Each of us must rededicate ourselves to serving the common good.  We are a community. Our individual Fates are linked; our futures intertwined…

― Jimmy Carter, 39th President of the United States


By Ernesto C. Perez II


JIM recently wrote to me and requesting for a legal opinion. She is a beneficiary in a Community Association in Mati City. Her problem started when another beneficiary built a structure and improvements over a road lot that provided access to her lot to the road. Specifically, here are her questions:

1. Does beneficiary [who built the structure] has the right to claim the “open space”/ road-right-of-way/old subdivision road? Because he argued that he owns it as replacement to portion of his lot [that was now] being used in new subdivision road. (Note he claim without any CA consultation and simple majority approval).

2. The CA Officers/Boards tolerated his action, our complaint was not given attention. We were looking for justice, what best for us to do in order to get heard?

The problem of JIM is similar to other Community Mortgage Program (CMP) projects all over the country. But, in order to answer her query we assume several things.

First, that the CMP project where JIM is a beneficiary has an approved subdivision plan by the Department of Environment and Natural Resources (DENR).

Second, that each lot identified in the approved plan has a technical description based on the lot data computations covering the entire subdivision project.

Finally, that each lot identified in the approved plan has an individual title.

By assuming these three things, the problem of JIM can be answered by merely getting a copy of the title of the road lot at the Registry of Deeds having jurisdiction over the location of the real property.

Road lots have separate land titles as well as the open spaces used for community areas, parks, and/or playground. These lots are outside the commerce of man.

What does this mean? Road lots and open spaces for community areas cannot be owned by any person. It cannot be sold, mortgaged or conveyed to anybody.

As reflected in the land title, the technical description of the road lot will prove that the reason of the neighbor-beneficiary of JIM is not legal due to the reason mentioned above.

However, is there a chance that the reason put forth by the said neighbor-beneficiary of JIM be legally tenable? The answer is YES.

But there should be a process that must be followed before a road lot can be converted into a residential lot.

A petition to amend the approved plan should be filed before the DENR. But, not any person can file such a petition. In the case of the CMP project showcased above, the Community Association in Mati City should be the Petitioner.

But, prior to filing the Petition, the Community Association should first conduct a public consultation on the affected beneficiaries. In the case of JIM, she should be among those who should have been consulted by the Community Association because her lot was affected by the actions of her neighbor-beneficiary.

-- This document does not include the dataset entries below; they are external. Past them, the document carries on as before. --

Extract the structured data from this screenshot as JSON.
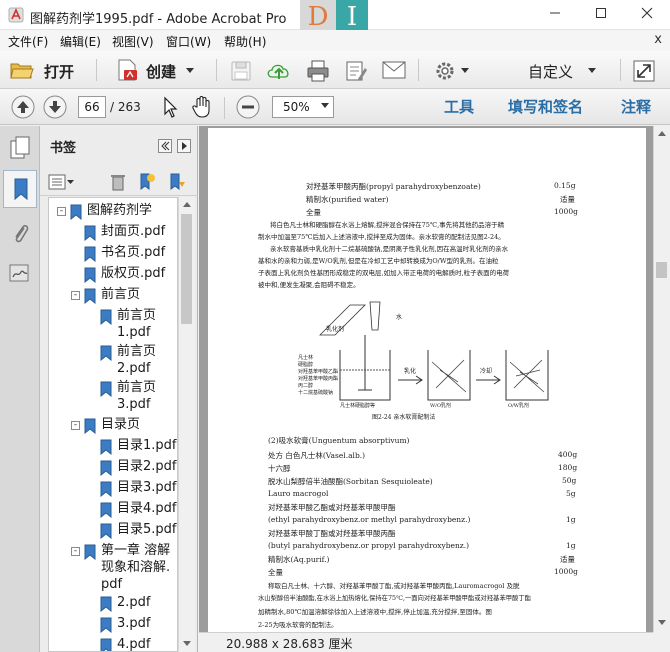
{
  "window": {
    "title": "图解药剂学1995.pdf - Adobe Acrobat Pro",
    "brand_letters": [
      "D",
      "I"
    ],
    "accent": "#2b6ea6",
    "minimize_icon": "minimize-icon",
    "maximize_icon": "maximize-icon",
    "close_icon": "close-icon"
  },
  "menu": {
    "items": [
      "文件(F)",
      "编辑(E)",
      "视图(V)",
      "窗口(W)",
      "帮助(H)"
    ],
    "close_glyph": "x"
  },
  "toolbar": {
    "open_label": "打开",
    "create_label": "创建",
    "customize_label": "自定义",
    "page_current": "66",
    "page_total": "/ 263",
    "zoom": "50%",
    "tasks": [
      "工具",
      "填写和签名",
      "注释"
    ]
  },
  "panel": {
    "title": "书签"
  },
  "bookmarks": [
    {
      "level": 0,
      "expander": "-",
      "text": "图解药剂学"
    },
    {
      "level": 1,
      "expander": "",
      "text": "封面页.pdf"
    },
    {
      "level": 1,
      "expander": "",
      "text": "书名页.pdf"
    },
    {
      "level": 1,
      "expander": "",
      "text": "版权页.pdf"
    },
    {
      "level": 1,
      "expander": "-",
      "text": "前言页"
    },
    {
      "level": 2,
      "expander": "",
      "text": "前言页1.pdf"
    },
    {
      "level": 2,
      "expander": "",
      "text": "前言页2.pdf"
    },
    {
      "level": 2,
      "expander": "",
      "text": "前言页3.pdf"
    },
    {
      "level": 1,
      "expander": "-",
      "text": "目录页"
    },
    {
      "level": 2,
      "expander": "",
      "text": "目录1.pdf"
    },
    {
      "level": 2,
      "expander": "",
      "text": "目录2.pdf"
    },
    {
      "level": 2,
      "expander": "",
      "text": "目录3.pdf"
    },
    {
      "level": 2,
      "expander": "",
      "text": "目录4.pdf"
    },
    {
      "level": 2,
      "expander": "",
      "text": "目录5.pdf"
    },
    {
      "level": 1,
      "expander": "-",
      "text": "第一章 溶解现象和溶解.pdf"
    },
    {
      "level": 2,
      "expander": "",
      "text": "2.pdf"
    },
    {
      "level": 2,
      "expander": "",
      "text": "3.pdf"
    },
    {
      "level": 2,
      "expander": "",
      "text": "4.pdf"
    }
  ],
  "document": {
    "lines": [
      {
        "text": "对羟基苯甲酸丙酯(propyl parahydroxybenzoate)",
        "right": "0.15g"
      },
      {
        "text": "精制水(purified water)",
        "right": "适量"
      },
      {
        "text": "全量",
        "right": "1000g"
      },
      {
        "text": "将白色凡士林和硬脂醇在水浴上熔解,搅拌混合保持在75℃,事先将其他药品溶于精",
        "right": ""
      },
      {
        "text": "制水中加温至75℃后加入上述溶液中,搅拌至成为固体。亲水软膏的配制法见图2-24。",
        "right": ""
      },
      {
        "text": "亲水软膏基质中乳化剂十二烷基硫酸钠,是阴离子性乳化剂,因在高温时乳化剂的亲水",
        "right": ""
      },
      {
        "text": "基和水的亲和力弱,是W/O乳剂,但是在冷却工艺中却转换成为O/W型的乳剂。在油粒",
        "right": ""
      },
      {
        "text": "子表面上乳化剂负性基团形成稳定的双电层,如加入带正电荷的电解质时,粒子表面的电荷",
        "right": ""
      },
      {
        "text": "被中和,便发生凝聚,会阻碍不稳定。",
        "right": ""
      }
    ],
    "figure_labels": {
      "water_label": "水",
      "emulsifier_label": "乳化剂",
      "step1": "乳化",
      "step2": "冷却",
      "left_list": [
        "凡士林",
        "硬脂醇",
        "对羟基苯甲酸乙酯",
        "对羟基苯甲酸丙酯",
        "丙二醇",
        "十二烷基硫酸钠"
      ],
      "beaker_labels": [
        "凡士林硬脂醇等",
        "W/O乳剂",
        "O/W乳剂"
      ],
      "caption": "图2-24  亲水软膏配制法"
    },
    "section2": [
      {
        "text": "(2)吸水软膏(Unguentum absorptivum)",
        "right": ""
      },
      {
        "text": "处方    白色凡士林(Vasel.alb.)",
        "right": "400g"
      },
      {
        "text": "十六醇",
        "right": "180g"
      },
      {
        "text": "脱水山梨醇倍半油酸酯(Sorbitan Sesquioleate)",
        "right": "50g"
      },
      {
        "text": "Lauro macrogol",
        "right": "5g"
      },
      {
        "text": "对羟基苯甲酸乙酯或对羟基苯甲酸甲酯",
        "right": ""
      },
      {
        "text": "(ethyl parahydroxybenz.or methyl parahydroxybenz.)",
        "right": "1g"
      },
      {
        "text": "对羟基苯甲酸丁酯或对羟基苯甲酸丙酯",
        "right": ""
      },
      {
        "text": "(butyl parahydroxybenz.or propyl parahydroxybenz.)",
        "right": "1g"
      },
      {
        "text": "精制水(Aq.purif.)",
        "right": "适量"
      },
      {
        "text": "全量",
        "right": "1000g"
      },
      {
        "text": "称取白凡士林、十六醇、对羟基苯甲酸丁酯,或对羟基苯甲酸丙酯,Lauromacrogol 及脱",
        "right": ""
      },
      {
        "text": "水山梨醇倍半油酸酯,在水浴上加热熔化,保持在75℃,一面向对羟基苯甲酸甲酯或对羟基苯甲酸丁酯",
        "right": ""
      },
      {
        "text": "加精制水,80℃加温溶解徐徐加入上述溶液中,搅拌,停止加温,充分搅拌,至固体。图",
        "right": ""
      },
      {
        "text": "2-25为吸水软膏的配制法。",
        "right": ""
      }
    ]
  },
  "status": {
    "dimensions": "20.988 x 28.683 厘米"
  }
}
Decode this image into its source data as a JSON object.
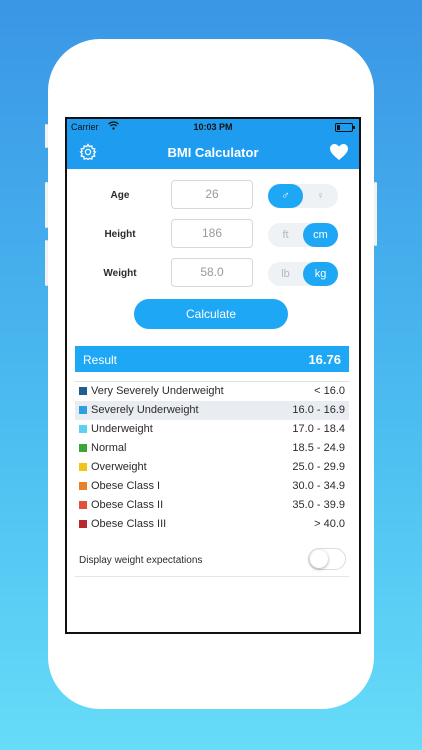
{
  "status_bar": {
    "carrier": "Carrier",
    "time": "10:03 PM"
  },
  "nav": {
    "title": "BMI Calculator",
    "left_icon": "gear-icon",
    "right_icon": "heart-icon"
  },
  "form": {
    "age": {
      "label": "Age",
      "value": "26",
      "gender_options": [
        "♂",
        "♀"
      ],
      "selected": "♂"
    },
    "height": {
      "label": "Height",
      "value": "186",
      "unit_options": [
        "ft",
        "cm"
      ],
      "selected": "cm"
    },
    "weight": {
      "label": "Weight",
      "value": "58.0",
      "unit_options": [
        "lb",
        "kg"
      ],
      "selected": "kg"
    }
  },
  "calculate_label": "Calculate",
  "result": {
    "label": "Result",
    "value": "16.76"
  },
  "categories": [
    {
      "name": "Very Severely Underweight",
      "range": "< 16.0",
      "color": "#1f5f8f"
    },
    {
      "name": "Severely Underweight",
      "range": "16.0 - 16.9",
      "color": "#2b9fe0",
      "highlighted": true
    },
    {
      "name": "Underweight",
      "range": "17.0 - 18.4",
      "color": "#5cd2f0"
    },
    {
      "name": "Normal",
      "range": "18.5 - 24.9",
      "color": "#3aa53a"
    },
    {
      "name": "Overweight",
      "range": "25.0 - 29.9",
      "color": "#f0c419"
    },
    {
      "name": "Obese Class I",
      "range": "30.0 - 34.9",
      "color": "#e8812c"
    },
    {
      "name": "Obese Class II",
      "range": "35.0 - 39.9",
      "color": "#e0503a"
    },
    {
      "name": "Obese Class III",
      "range": "> 40.0",
      "color": "#b8282e"
    }
  ],
  "display_weight_expectations": {
    "label": "Display weight expectations",
    "enabled": false
  },
  "colors": {
    "accent": "#1ea7f5",
    "nav": "#1e9cf0",
    "highlight_row": "#e9edf1"
  }
}
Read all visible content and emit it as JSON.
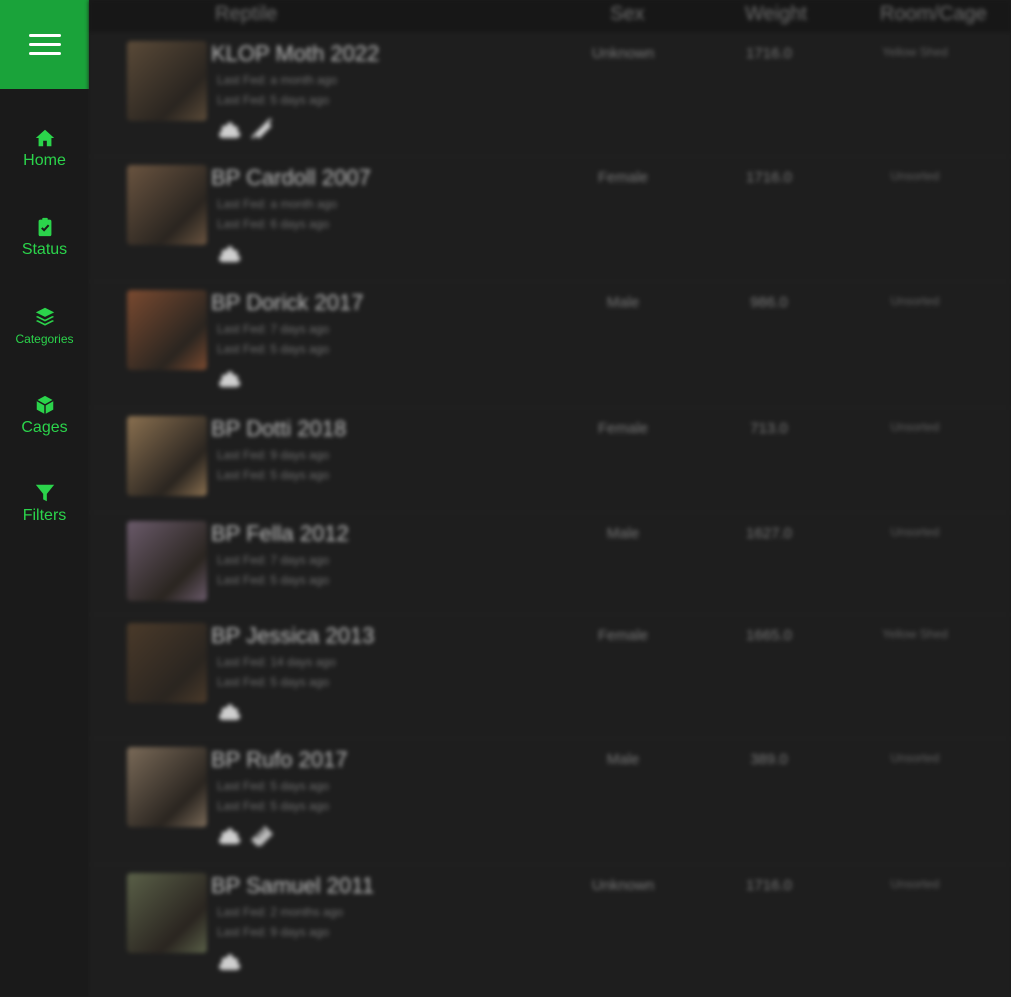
{
  "sidebar": {
    "menu_icon": "hamburger-menu-icon",
    "items": [
      {
        "label": "Home",
        "icon": "home-icon"
      },
      {
        "label": "Status",
        "icon": "clipboard-check-icon"
      },
      {
        "label": "Categories",
        "icon": "layers-icon"
      },
      {
        "label": "Cages",
        "icon": "cube-icon"
      },
      {
        "label": "Filters",
        "icon": "filter-icon"
      }
    ]
  },
  "colors": {
    "accent": "#1aa33a",
    "nav_text": "#2bd44b",
    "background": "#1e1e1e"
  },
  "table": {
    "headers": {
      "reptile": "Reptile",
      "sex": "Sex",
      "weight": "Weight",
      "room": "Room/Cage"
    },
    "rows": [
      {
        "name": "KLOP Moth 2022",
        "line1": "Last Fed: a month ago",
        "line2": "Last Fed: 5 days ago",
        "sex": "Unknown",
        "weight": "1716.0",
        "cage": "Yellow Shed",
        "icons": [
          "poop-icon",
          "syringe-icon"
        ],
        "thumb": "#5a4a38"
      },
      {
        "name": "BP Cardoll 2007",
        "line1": "Last Fed: a month ago",
        "line2": "Last Fed: 6 days ago",
        "sex": "Female",
        "weight": "1716.0",
        "cage": "Unsorted",
        "icons": [
          "poop-icon"
        ],
        "thumb": "#6a5440"
      },
      {
        "name": "BP Dorick 2017",
        "line1": "Last Fed: 7 days ago",
        "line2": "Last Fed: 5 days ago",
        "sex": "Male",
        "weight": "986.0",
        "cage": "Unsorted",
        "icons": [
          "poop-icon"
        ],
        "thumb": "#7a4a30"
      },
      {
        "name": "BP Dotti 2018",
        "line1": "Last Fed: 9 days ago",
        "line2": "Last Fed: 5 days ago",
        "sex": "Female",
        "weight": "713.0",
        "cage": "Unsorted",
        "icons": [],
        "thumb": "#8a7050"
      },
      {
        "name": "BP Fella 2012",
        "line1": "Last Fed: 7 days ago",
        "line2": "Last Fed: 5 days ago",
        "sex": "Male",
        "weight": "1627.0",
        "cage": "Unsorted",
        "icons": [],
        "thumb": "#6a5a6a"
      },
      {
        "name": "BP Jessica 2013",
        "line1": "Last Fed: 14 days ago",
        "line2": "Last Fed: 5 days ago",
        "sex": "Female",
        "weight": "1665.0",
        "cage": "Yellow Shed",
        "icons": [
          "poop-icon"
        ],
        "thumb": "#4a3a2a"
      },
      {
        "name": "BP Rufo 2017",
        "line1": "Last Fed: 5 days ago",
        "line2": "Last Fed: 5 days ago",
        "sex": "Male",
        "weight": "389.0",
        "cage": "Unsorted",
        "icons": [
          "poop-icon",
          "ruler-icon"
        ],
        "thumb": "#7a6a58"
      },
      {
        "name": "BP Samuel 2011",
        "line1": "Last Fed: 2 months ago",
        "line2": "Last Fed: 9 days ago",
        "sex": "Unknown",
        "weight": "1716.0",
        "cage": "Unsorted",
        "icons": [
          "poop-icon"
        ],
        "thumb": "#5a6048"
      }
    ]
  }
}
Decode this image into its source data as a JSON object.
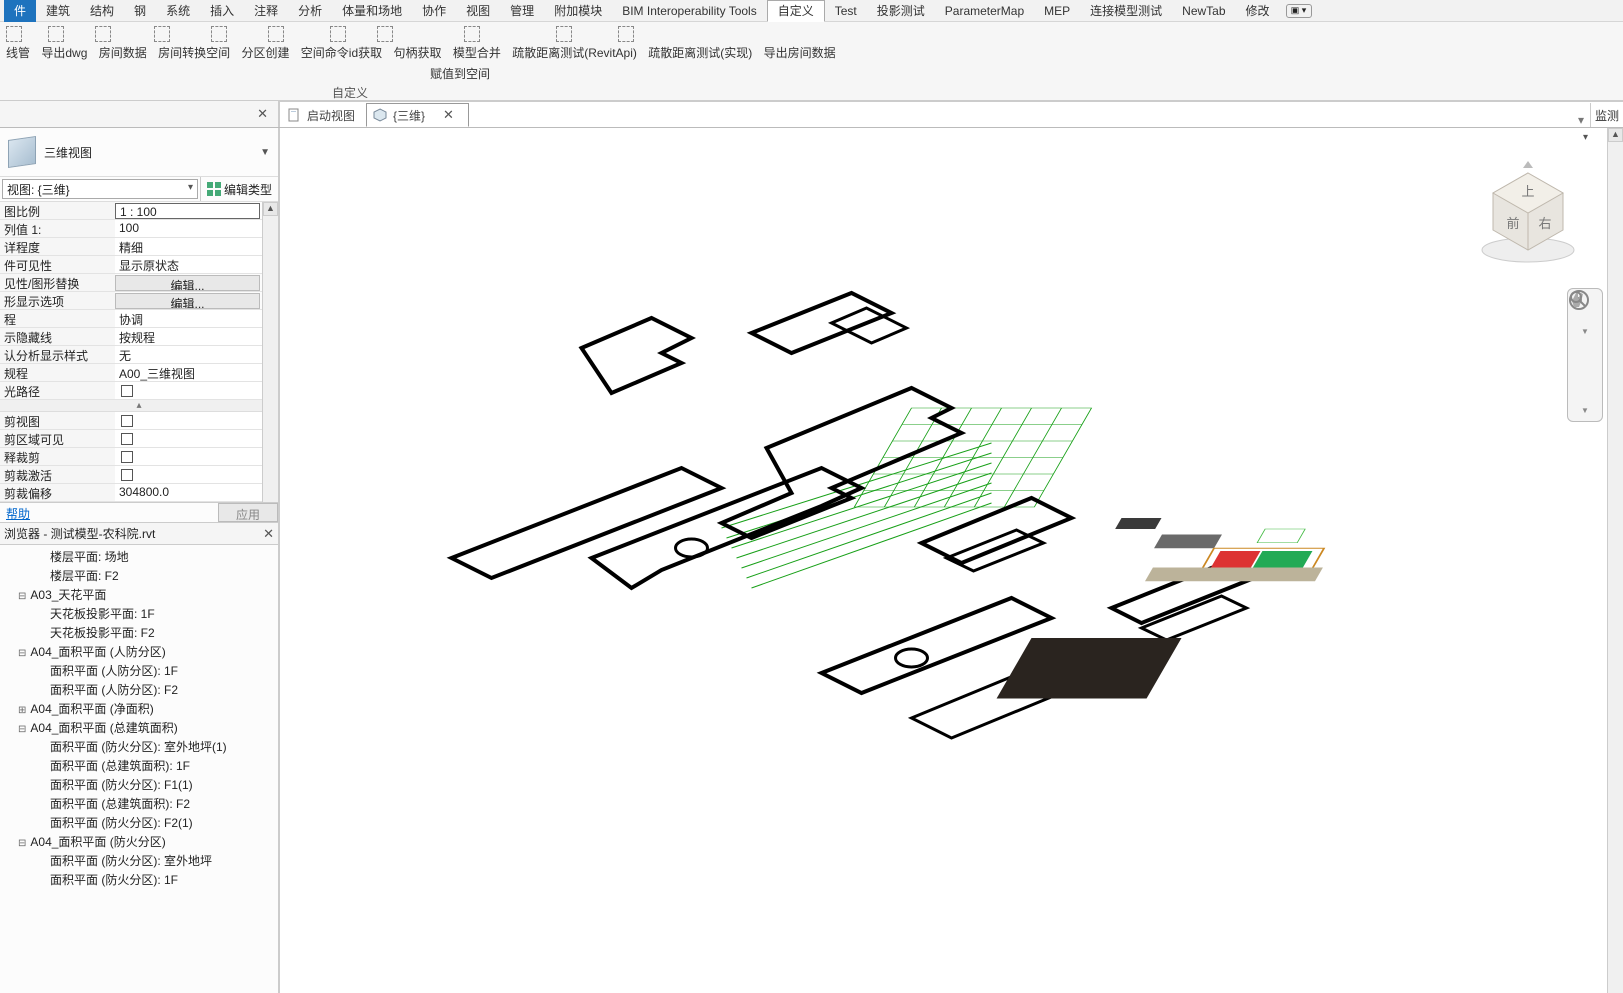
{
  "menu": {
    "file": "件",
    "tabs": [
      "建筑",
      "结构",
      "钢",
      "系统",
      "插入",
      "注释",
      "分析",
      "体量和场地",
      "协作",
      "视图",
      "管理",
      "附加模块",
      "BIM Interoperability Tools",
      "自定义",
      "Test",
      "投影测试",
      "ParameterMap",
      "MEP",
      "连接模型测试",
      "NewTab",
      "修改"
    ],
    "activeTab": "自定义",
    "ribbonRow1": [
      "线管",
      "导出dwg",
      "房间数据",
      "房间转换空间",
      "分区创建",
      "空间命令id获取",
      "句柄获取",
      "模型合并",
      "疏散距离测试(RevitApi)",
      "疏散距离测试(实现)",
      "导出房间数据"
    ],
    "ribbonRow2": "赋值到空间",
    "ribbonPanel": "自定义"
  },
  "docTabs": {
    "start": "启动视图",
    "three_d": "{三维}",
    "rightLabel": "监测"
  },
  "properties": {
    "paletteTitle": "三维视图",
    "viewSelector": "视图: {三维}",
    "editType": "编辑类型",
    "rows": [
      {
        "k": "图比例",
        "v": "1 : 100",
        "framed": true
      },
      {
        "k": "列值 1:",
        "v": "100"
      },
      {
        "k": "详程度",
        "v": "精细"
      },
      {
        "k": "件可见性",
        "v": "显示原状态"
      },
      {
        "k": "见性/图形替换",
        "v": "编辑...",
        "btn": true
      },
      {
        "k": "形显示选项",
        "v": "编辑...",
        "btn": true
      },
      {
        "k": "程",
        "v": "协调"
      },
      {
        "k": "示隐藏线",
        "v": "按规程"
      },
      {
        "k": "认分析显示样式",
        "v": "无"
      },
      {
        "k": "规程",
        "v": "A00_三维视图"
      },
      {
        "k": "光路径",
        "chk": true
      }
    ],
    "rows2": [
      {
        "k": "剪视图",
        "chk": true
      },
      {
        "k": "剪区域可见",
        "chk": true
      },
      {
        "k": "释裁剪",
        "chk": true
      },
      {
        "k": "剪裁激活",
        "chk": true
      },
      {
        "k": "剪裁偏移",
        "v": "304800.0"
      }
    ],
    "help": "帮助",
    "apply": "应用"
  },
  "browser": {
    "title": "浏览器 - 测试模型-农科院.rvt",
    "items": [
      {
        "text": "楼层平面: 场地",
        "type": "leaf"
      },
      {
        "text": "楼层平面: F2",
        "type": "leaf"
      },
      {
        "text": "A03_天花平面",
        "type": "exp"
      },
      {
        "text": "天花板投影平面: 1F",
        "type": "leaf"
      },
      {
        "text": "天花板投影平面: F2",
        "type": "leaf"
      },
      {
        "text": "A04_面积平面 (人防分区)",
        "type": "exp"
      },
      {
        "text": "面积平面 (人防分区): 1F",
        "type": "leaf"
      },
      {
        "text": "面积平面 (人防分区): F2",
        "type": "leaf"
      },
      {
        "text": "A04_面积平面 (净面积)",
        "type": "col"
      },
      {
        "text": "A04_面积平面 (总建筑面积)",
        "type": "exp"
      },
      {
        "text": "面积平面 (防火分区): 室外地坪(1)",
        "type": "leaf"
      },
      {
        "text": "面积平面 (总建筑面积): 1F",
        "type": "leaf"
      },
      {
        "text": "面积平面 (防火分区): F1(1)",
        "type": "leaf"
      },
      {
        "text": "面积平面 (总建筑面积): F2",
        "type": "leaf"
      },
      {
        "text": "面积平面 (防火分区): F2(1)",
        "type": "leaf"
      },
      {
        "text": "A04_面积平面 (防火分区)",
        "type": "exp"
      },
      {
        "text": "面积平面 (防火分区): 室外地坪",
        "type": "leaf"
      },
      {
        "text": "面积平面 (防火分区): 1F",
        "type": "leaf-cut"
      }
    ]
  },
  "viewcube": {
    "top": "上",
    "front": "前",
    "side": "右"
  }
}
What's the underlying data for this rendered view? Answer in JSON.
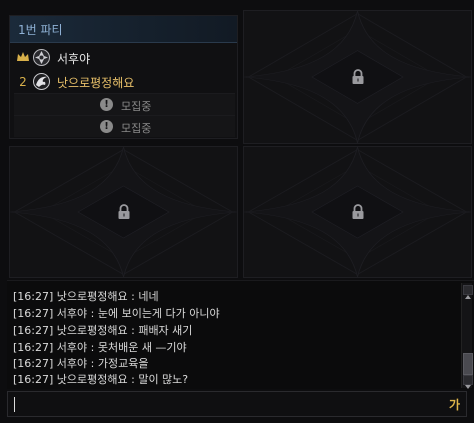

The Board of Trustee/Directors of the Homeowners’ Association (HOA) of the Community Association of JIM should convene and appoint a person who will sign the Verification and Certification of Non-Forum Shopping that will be attached to the Petition to Amend the Approved Plan.

Absent all these things, the claim of the neighbor-beneficiary of JIM is without legal basis. The reason for filing the Petition is to allow the affected people to consent to the changes because all residential lots in a subdivision project should have access to a road or right-of-way.

If there is no approved plan by the DENR on the CMP project, then all the more reason that the rights of JIM should be protected. The Board of Trustees/Directors of the HOA should take the lead in addressing the concerns of JIM and the other affected beneficiaries.

If the members of the Board of the HOA have been remised in their duties in protecting the rights of the homeowner-members (like JIM) then the course of action of JIM would be to petition HLURB for the removal of the director or trustee of their HOA who did not give attention to the problem of JIM, under Rule 11, Section 55 of Board Resolution No. 877, Series of 2011, or the “Implementing Rules and Regulations of Republic Act No. 9904, otherwise known as The Magna Carta for Homeowners and Homeowners Associations.”

But prior to filing a Petition to Remove a Director or Trustee of a HOA, dialogue is always best between the parties involved. We hope that any litigation is averted and an amicable settlement to the issue at hand is reached because in the end, the people who are in dispute at this time are neighbors who will see each and live with each other every day of their lives.

Do you know of a similar situation in another locality? Share it with us. We will be more than welcome to know about it.